» Required work
Those lines of the records that contain "Free" are to be located and copied.

[Entries from a dataset of interfaces]
[Start of section]

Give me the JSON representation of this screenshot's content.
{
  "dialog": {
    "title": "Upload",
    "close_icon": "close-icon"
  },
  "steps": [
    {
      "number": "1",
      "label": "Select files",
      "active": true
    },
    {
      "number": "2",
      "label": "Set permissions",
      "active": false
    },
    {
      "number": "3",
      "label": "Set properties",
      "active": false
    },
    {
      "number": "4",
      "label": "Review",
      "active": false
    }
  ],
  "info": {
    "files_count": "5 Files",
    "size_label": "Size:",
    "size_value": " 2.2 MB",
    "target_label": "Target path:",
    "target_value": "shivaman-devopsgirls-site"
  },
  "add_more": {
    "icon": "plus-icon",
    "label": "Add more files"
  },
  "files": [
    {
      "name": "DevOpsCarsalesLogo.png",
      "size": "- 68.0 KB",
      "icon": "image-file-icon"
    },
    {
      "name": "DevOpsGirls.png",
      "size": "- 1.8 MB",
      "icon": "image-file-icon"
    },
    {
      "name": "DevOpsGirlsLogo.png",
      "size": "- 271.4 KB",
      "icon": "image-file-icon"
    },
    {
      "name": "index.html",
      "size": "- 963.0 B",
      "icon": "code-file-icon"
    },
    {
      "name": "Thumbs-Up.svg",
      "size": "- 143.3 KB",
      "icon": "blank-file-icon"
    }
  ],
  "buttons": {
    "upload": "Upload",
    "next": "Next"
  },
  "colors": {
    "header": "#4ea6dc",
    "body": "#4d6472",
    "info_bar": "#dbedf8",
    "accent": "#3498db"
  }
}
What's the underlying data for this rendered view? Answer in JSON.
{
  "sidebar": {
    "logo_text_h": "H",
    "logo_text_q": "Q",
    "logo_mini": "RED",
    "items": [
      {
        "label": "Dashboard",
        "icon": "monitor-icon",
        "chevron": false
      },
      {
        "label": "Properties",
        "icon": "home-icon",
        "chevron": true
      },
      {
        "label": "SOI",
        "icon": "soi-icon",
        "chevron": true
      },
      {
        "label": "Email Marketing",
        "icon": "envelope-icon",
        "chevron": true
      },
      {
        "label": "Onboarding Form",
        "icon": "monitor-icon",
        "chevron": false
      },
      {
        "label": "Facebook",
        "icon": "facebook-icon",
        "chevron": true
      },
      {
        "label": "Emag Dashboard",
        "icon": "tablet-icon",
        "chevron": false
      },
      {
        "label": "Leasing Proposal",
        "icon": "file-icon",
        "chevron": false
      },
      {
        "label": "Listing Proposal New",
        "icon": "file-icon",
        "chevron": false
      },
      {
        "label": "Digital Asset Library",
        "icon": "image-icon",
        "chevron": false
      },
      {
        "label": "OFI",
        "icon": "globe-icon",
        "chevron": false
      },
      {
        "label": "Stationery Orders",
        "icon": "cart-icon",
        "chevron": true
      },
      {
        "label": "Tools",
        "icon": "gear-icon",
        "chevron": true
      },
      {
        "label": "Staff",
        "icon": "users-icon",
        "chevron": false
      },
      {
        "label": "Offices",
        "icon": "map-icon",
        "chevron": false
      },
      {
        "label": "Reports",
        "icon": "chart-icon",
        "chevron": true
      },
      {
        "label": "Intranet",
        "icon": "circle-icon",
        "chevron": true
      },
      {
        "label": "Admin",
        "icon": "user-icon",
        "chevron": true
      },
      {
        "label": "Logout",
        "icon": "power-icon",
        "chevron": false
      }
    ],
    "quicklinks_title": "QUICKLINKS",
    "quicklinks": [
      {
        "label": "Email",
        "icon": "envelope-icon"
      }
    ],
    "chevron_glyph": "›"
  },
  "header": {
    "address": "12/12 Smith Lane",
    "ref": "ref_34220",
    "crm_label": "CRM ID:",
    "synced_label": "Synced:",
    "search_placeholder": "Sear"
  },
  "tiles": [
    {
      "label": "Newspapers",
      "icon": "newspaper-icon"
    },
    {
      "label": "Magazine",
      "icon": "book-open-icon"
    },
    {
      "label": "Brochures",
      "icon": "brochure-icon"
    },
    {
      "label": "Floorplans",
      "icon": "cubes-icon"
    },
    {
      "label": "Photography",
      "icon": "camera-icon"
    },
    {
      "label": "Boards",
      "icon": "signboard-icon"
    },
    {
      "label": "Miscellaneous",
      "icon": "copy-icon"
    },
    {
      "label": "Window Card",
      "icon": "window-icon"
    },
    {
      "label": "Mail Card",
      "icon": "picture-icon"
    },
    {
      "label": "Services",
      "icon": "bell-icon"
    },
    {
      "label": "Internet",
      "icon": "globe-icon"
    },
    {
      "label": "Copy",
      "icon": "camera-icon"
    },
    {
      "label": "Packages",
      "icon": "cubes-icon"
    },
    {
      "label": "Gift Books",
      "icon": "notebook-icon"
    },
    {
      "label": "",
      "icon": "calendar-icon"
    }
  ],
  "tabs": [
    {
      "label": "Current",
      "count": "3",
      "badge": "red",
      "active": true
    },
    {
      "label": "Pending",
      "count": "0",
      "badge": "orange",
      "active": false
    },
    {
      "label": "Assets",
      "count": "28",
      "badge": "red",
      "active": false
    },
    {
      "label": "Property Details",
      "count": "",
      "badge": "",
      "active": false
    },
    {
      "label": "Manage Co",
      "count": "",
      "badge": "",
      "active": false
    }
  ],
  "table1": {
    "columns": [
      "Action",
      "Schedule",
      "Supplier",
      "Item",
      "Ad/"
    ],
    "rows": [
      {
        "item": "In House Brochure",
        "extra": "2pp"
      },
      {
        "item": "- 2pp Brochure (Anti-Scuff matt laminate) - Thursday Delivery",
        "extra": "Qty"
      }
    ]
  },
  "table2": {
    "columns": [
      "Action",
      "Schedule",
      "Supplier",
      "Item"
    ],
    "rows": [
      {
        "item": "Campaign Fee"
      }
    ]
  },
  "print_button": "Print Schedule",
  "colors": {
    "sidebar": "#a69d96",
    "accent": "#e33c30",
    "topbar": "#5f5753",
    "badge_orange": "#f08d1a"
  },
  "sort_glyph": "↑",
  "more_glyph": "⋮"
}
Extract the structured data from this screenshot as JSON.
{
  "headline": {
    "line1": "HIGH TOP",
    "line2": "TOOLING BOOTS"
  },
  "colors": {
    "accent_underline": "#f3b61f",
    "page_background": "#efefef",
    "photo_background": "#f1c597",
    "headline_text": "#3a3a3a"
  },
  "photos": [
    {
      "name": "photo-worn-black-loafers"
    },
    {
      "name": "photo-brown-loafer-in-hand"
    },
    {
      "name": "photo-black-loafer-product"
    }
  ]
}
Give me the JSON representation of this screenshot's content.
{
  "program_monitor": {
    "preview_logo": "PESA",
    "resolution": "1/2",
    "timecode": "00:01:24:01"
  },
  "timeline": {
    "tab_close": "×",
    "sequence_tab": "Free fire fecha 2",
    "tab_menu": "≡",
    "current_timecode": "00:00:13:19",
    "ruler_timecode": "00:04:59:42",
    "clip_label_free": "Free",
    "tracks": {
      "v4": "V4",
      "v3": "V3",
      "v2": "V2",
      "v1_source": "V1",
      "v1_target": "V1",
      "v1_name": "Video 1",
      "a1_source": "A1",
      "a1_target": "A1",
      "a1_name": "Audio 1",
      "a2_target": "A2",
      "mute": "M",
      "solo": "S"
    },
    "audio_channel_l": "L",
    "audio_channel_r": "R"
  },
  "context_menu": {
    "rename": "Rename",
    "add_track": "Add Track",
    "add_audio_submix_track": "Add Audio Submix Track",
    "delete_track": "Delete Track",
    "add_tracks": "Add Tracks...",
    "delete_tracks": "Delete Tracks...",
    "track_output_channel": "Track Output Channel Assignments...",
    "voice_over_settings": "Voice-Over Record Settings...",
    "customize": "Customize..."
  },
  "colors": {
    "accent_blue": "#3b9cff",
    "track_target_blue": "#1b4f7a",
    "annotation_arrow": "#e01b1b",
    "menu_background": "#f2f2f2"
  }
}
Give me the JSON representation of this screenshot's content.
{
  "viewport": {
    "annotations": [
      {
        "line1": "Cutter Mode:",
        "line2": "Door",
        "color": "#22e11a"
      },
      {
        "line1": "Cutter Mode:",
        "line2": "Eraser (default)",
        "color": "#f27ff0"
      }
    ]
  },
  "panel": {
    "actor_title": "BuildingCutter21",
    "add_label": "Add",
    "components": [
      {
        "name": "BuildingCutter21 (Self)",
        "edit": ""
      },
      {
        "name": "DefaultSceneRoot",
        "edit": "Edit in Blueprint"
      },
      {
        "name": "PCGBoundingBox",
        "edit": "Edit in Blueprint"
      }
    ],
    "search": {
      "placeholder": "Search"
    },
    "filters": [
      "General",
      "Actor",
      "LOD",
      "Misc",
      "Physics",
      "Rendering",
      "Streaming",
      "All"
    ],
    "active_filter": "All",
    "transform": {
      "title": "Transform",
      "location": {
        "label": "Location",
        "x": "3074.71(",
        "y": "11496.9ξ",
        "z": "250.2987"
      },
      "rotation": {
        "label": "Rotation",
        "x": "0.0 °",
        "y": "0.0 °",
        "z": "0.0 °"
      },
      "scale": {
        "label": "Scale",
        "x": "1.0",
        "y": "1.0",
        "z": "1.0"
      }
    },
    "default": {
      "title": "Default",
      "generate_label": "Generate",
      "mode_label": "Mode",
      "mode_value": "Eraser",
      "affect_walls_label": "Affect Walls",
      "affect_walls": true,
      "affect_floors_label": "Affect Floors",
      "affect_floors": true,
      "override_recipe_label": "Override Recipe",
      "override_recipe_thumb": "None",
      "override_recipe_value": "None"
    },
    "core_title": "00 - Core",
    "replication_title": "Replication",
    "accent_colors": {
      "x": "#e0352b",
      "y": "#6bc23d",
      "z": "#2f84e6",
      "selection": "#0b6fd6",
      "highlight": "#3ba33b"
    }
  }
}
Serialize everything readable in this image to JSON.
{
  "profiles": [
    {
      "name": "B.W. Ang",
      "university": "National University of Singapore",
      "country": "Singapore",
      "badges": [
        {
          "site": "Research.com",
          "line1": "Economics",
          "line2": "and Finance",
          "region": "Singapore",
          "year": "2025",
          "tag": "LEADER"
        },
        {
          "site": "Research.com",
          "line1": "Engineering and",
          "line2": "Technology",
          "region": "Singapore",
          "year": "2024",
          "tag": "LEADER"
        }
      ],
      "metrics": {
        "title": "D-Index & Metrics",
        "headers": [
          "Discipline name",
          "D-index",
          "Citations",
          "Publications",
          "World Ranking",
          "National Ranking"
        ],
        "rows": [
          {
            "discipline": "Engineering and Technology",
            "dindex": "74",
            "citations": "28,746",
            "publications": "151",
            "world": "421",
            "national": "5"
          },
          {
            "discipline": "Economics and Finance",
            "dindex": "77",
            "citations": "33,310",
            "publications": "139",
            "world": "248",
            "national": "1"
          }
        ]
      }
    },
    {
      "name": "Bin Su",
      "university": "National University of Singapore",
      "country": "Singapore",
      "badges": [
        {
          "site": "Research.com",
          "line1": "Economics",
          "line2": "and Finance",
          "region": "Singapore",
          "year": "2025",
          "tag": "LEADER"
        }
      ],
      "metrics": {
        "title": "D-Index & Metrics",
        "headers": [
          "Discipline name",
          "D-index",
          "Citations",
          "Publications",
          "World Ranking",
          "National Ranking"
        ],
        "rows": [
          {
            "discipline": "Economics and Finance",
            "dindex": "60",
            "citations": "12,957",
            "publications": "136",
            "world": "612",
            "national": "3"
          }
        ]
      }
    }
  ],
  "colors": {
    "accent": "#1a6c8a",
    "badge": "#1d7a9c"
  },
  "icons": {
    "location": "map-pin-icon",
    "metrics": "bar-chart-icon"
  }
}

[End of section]

» Written solution
    "sequence_tab": "Free fire fecha 2",
    "clip_label_free": "Free",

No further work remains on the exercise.